The Bandit of Hell's Bend
John Guidry announced this first ERB-APA symposium, I was pleased at his
choice of The Bandit of Hell's Bend, a book I had only read once--an
increasingly rare thing among Burroughs titles--and at that, some twenty
years ago. Luck was on my side as well; it is also one of the few Burroughs
stories which I possess in both the standard book version and in the original
(1924) magazine form--excerpted, unfortunately.
Most of you, I reasoned, would probably
run critiques of the novel. By reading the magazine version and offering
a comparison with the book edition, I could avoid burdening the mailing
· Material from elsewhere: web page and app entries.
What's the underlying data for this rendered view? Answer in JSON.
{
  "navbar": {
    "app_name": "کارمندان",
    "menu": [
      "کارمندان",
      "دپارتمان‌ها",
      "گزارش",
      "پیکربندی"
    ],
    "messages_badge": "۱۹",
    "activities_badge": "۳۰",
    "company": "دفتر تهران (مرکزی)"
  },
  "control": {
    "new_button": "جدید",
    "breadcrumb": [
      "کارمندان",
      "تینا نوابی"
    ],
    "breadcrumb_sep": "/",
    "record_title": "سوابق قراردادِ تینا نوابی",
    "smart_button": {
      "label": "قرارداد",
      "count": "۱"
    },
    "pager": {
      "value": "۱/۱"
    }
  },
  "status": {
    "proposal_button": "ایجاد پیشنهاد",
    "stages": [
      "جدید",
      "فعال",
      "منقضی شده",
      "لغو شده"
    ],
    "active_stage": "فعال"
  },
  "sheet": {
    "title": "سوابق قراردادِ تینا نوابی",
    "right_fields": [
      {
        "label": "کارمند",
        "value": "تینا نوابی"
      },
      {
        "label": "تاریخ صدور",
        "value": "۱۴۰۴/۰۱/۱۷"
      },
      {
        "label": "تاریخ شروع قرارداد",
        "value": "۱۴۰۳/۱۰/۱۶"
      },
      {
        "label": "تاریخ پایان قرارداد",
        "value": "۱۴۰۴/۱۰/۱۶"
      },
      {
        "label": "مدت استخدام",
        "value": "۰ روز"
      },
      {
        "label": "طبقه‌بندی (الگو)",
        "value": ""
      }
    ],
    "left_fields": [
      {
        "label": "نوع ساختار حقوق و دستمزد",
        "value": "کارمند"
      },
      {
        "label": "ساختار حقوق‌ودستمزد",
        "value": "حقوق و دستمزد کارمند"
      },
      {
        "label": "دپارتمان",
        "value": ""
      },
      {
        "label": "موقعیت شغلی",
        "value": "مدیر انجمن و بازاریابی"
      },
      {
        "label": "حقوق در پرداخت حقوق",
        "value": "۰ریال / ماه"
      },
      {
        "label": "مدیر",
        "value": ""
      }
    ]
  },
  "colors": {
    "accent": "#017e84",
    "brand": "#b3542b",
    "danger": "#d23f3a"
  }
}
with yet another set of observations that, undoubtedly, would be much like
those of my fellow members. Instead I could make the kind of solid contribution
to ERB scholarship (however minor) that I so admire from others but am
seldom able to attempt.
Argosy All-Story Weekly accommodated me from the very first page,
when "meals at the home ranch implied a preliminary scrubbing" instead
of (in the book version) "required a toilet."
As I progressed, I found a steady trickle
of very minor differences: things heard instead of heered;
people arose instead of rose; and it was to-night
instead of tonight. Song lyrics were stepped instead of justified
left. Many of the differences were odd, not following a predictable pattern.
The book's ". . . in the Arizona of that day" is clipped to "in Arizona"
in the magazine, but the magazine's "the girl observed, her tone slightly
reproving" becomes, in the book, "said the girl." Another time, the girl
in the magazine, but merely says in the book. Often--again, without
a clear pattern--paragraphs are broken apart or combined. Not surprisingly,
the magazine prefers the more decorous word stomach to the book's
In one amusing instance, the magazine editor seems to have been determined
to avoid the phrase "Stick'em up," which ERB used three times in close
succession in the book. First he substituted "Hands up!" Then "hold 'em
up," and finally "raise 'em up."
two chapters of this sort of thing, I was beginning to despair. How could
I ever get an article out of it? I skimmed ahead, spot checking a few places
that seemed likely to sport major differences. I found more of the same
minor editorial (I presume) changes. The single most interesting one was
when the editor censored the book version's "...the office door swung open,
revealing Lillian Manill in a diaphanous negligee" by cutting the last
I wasn't prepared to say that I had examined
all the differences between the two versions (I lacked the time, and the
mailing deadline was racing toward me), but I felt reasonably certain that
I was following a dead-end path. It looked as though I would have to find
something interesting to say about the story itself.
I had enjoyed rereading the book--even found
myself regretting those times when I had to set it aside--but it was, after
all, pretty much a standard Western, at least as far as I (no regular reader
of Westerns) could determine. I found it reminded me strongly of Zane Grey's
1912 "classic" Riders of the Purple Sage, Bull seeming a good bit
like Lassiter (if that's the character's name). Certainly it didn't have
the ring of truth that I admire in ERB's Apache novels and even in
Sheriff . . . .
Then John Guidry came to my rescue (as occasionally
happens and I sometimes even admit) by suggesting that I reprint some of
the charming magazine illustrations by Modest Stein, spacing them out as
necessary so that my brief comments would fill the two pages required for
a contribution. I thought that an excellent idea.
--September 25, 1985
[In its original layout, the final sentence and date were
perfectly positioned at the bottom margin of the second page--no easy feat,
since this article was composed on a typewriter around penciled-off areas
where photocopies of the drawings would later be pasted.]